I should point out at this point that there was one thing I didn’t do when all of this was occurring and that was to pray to my Higher Power for help. Sadly, I still haven’t found much success in my life doing that when a bout of hypochondria-based fear hits me. The friendly hygienist noticed all this and did her best to calm me down by making small talk. The only thing I could think of though was to get that awful sensation out of my mouth and move on with my life.

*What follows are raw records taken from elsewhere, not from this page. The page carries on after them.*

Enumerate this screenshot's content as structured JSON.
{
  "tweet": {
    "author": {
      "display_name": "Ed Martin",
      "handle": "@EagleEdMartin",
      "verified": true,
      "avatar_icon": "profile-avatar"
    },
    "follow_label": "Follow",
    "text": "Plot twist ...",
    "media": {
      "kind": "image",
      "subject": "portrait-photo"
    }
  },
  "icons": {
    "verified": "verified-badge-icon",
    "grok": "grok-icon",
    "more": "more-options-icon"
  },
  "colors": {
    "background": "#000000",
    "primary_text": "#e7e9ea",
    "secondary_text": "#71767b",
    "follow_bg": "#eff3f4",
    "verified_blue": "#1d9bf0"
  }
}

Forty minutes later, my mouth was now numb, bloodier and still hurting. No particles of popcorn had been discovered, which then it was suggested I get some x-rays, and thus began a hypochondriac’s worst nightmare. Well this dental office was using old technology, and was able to only produce those small 1×2 inch printed x-rays that you have to hold up into the light to see. When the dentist came in and looked at both, he told me that I could possibly have nerve damage there, serious tooth decay, and the need for a root canal, a 10-day course of antibiotics, or quite possibly a full extraction.
Let me relieve any uncomfortability you might be having right now reading this and assure you that I needed none of this, but I wouldn’t find that out until the next day. When I left that office not too much longer after this, I was given the advice to get a second opinion before I did anything, which thank God I did. The next morning, after a very anxiety-ridden and relatively sleepless night, I went to that other dental office at 11am and had a full exam. And wouldn’t you know that every one of my digital x-rays they took were 100% normal and healthy. And wouldn’t you know that they were able to extract a very tiny piece of popcorn out of the now greatly affected area in my upper left molars. A few hours later that day, my mouth had returned to normal, the pain totally subsiding and my appetite fully returning. But what I was left with when all was said and done was an $84 bill and an extreme diagnosis that had sent my fears through the roof.
Living with hypochondria has proved to be very challenging for me over the years, as you can see how it was with this dental issue. In this case, the bag of popcorn turned into a nightmare and was definitely not worth it, but so was not praying or talking to God through any of it. Thus the next time something like this happens, I plan on immediately turning to my Higher Power and asking for help, because frankly, I might very well have avoided an $84 bag of popcorn and a hole bunch of stress….
Peace, love, light, and joy,
Andrew Arthur Dawson